What is being asked: Pull out every line below that holds the word "DiningRoom".

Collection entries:
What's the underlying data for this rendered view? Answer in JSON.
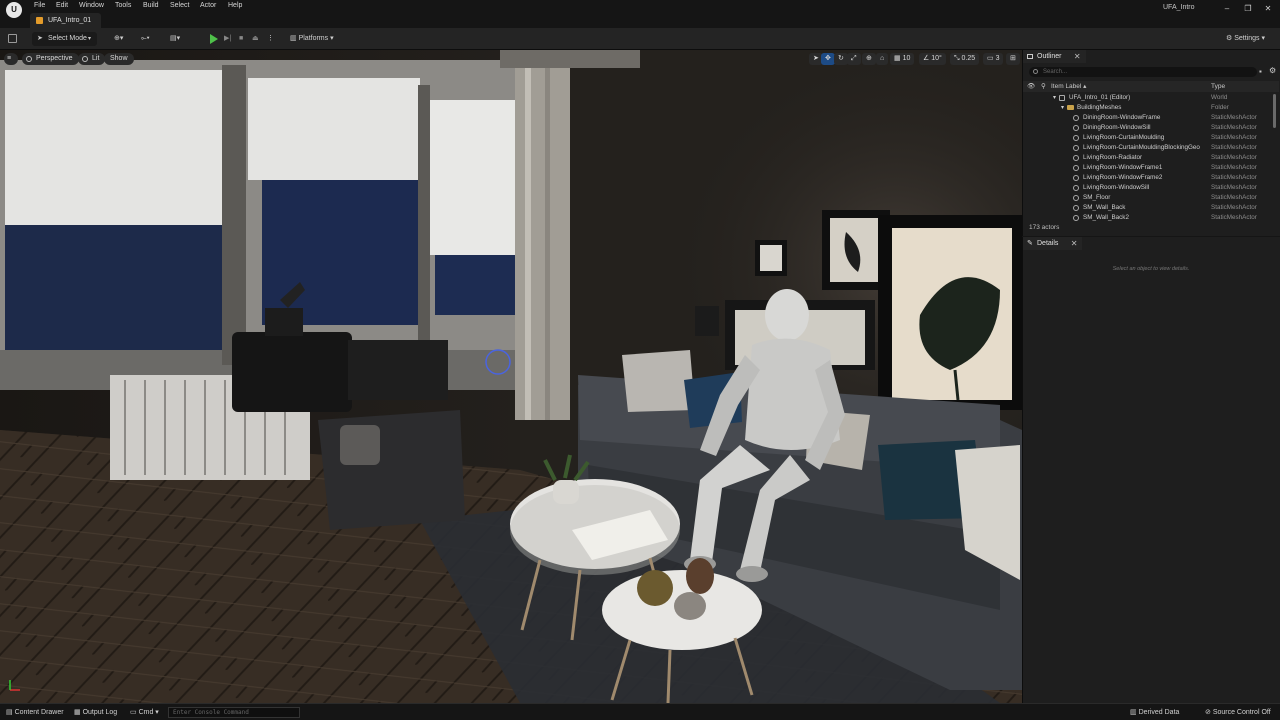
{
  "menubar": {
    "items": [
      "File",
      "Edit",
      "Window",
      "Tools",
      "Build",
      "Select",
      "Actor",
      "Help"
    ],
    "level_tab": "UFA_Intro_01",
    "project_name": "UFA_Intro"
  },
  "toolbar": {
    "select_mode": "Select Mode",
    "platforms": "Platforms",
    "settings": "Settings"
  },
  "viewport": {
    "view_mode": "Perspective",
    "lit_mode": "Lit",
    "show": "Show",
    "grid_snap": "10",
    "rotation_snap": "10°",
    "scale_snap": "0.25",
    "camera_speed": "3"
  },
  "outliner": {
    "tab_label": "Outliner",
    "search_placeholder": "Search...",
    "col_label": "Item Label ▴",
    "col_type": "Type",
    "rows": [
      {
        "label": "UFA_Intro_01 (Editor)",
        "type": "World",
        "indent": 40
      },
      {
        "label": "BuildingMeshes",
        "type": "Folder",
        "indent": 48
      },
      {
        "label": "DiningRoom-WindowFrame",
        "type": "StaticMeshActor",
        "indent": 60
      },
      {
        "label": "DiningRoom-WindowSill",
        "type": "StaticMeshActor",
        "indent": 60
      },
      {
        "label": "LivingRoom-CurtainMoulding",
        "type": "StaticMeshActor",
        "indent": 60
      },
      {
        "label": "LivingRoom-CurtainMouldingBlockingGeo",
        "type": "StaticMeshActor",
        "indent": 60
      },
      {
        "label": "LivingRoom-Radiator",
        "type": "StaticMeshActor",
        "indent": 60
      },
      {
        "label": "LivingRoom-WindowFrame1",
        "type": "StaticMeshActor",
        "indent": 60
      },
      {
        "label": "LivingRoom-WindowFrame2",
        "type": "StaticMeshActor",
        "indent": 60
      },
      {
        "label": "LivingRoom-WindowSill",
        "type": "StaticMeshActor",
        "indent": 60
      },
      {
        "label": "SM_Floor",
        "type": "StaticMeshActor",
        "indent": 60
      },
      {
        "label": "SM_Wall_Back",
        "type": "StaticMeshActor",
        "indent": 60
      },
      {
        "label": "SM_Wall_Back2",
        "type": "StaticMeshActor",
        "indent": 60
      }
    ],
    "actor_count": "173 actors"
  },
  "details": {
    "tab_label": "Details",
    "empty_text": "Select an object to view details."
  },
  "statusbar": {
    "content_drawer": "Content Drawer",
    "output_log": "Output Log",
    "cmd": "Cmd",
    "console_placeholder": "Enter Console Command",
    "derived_data": "Derived Data",
    "source_control": "Source Control Off"
  }
}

Solved problem:
        "label": "DiningRoom-WindowFrame",
        "label": "DiningRoom-WindowSill",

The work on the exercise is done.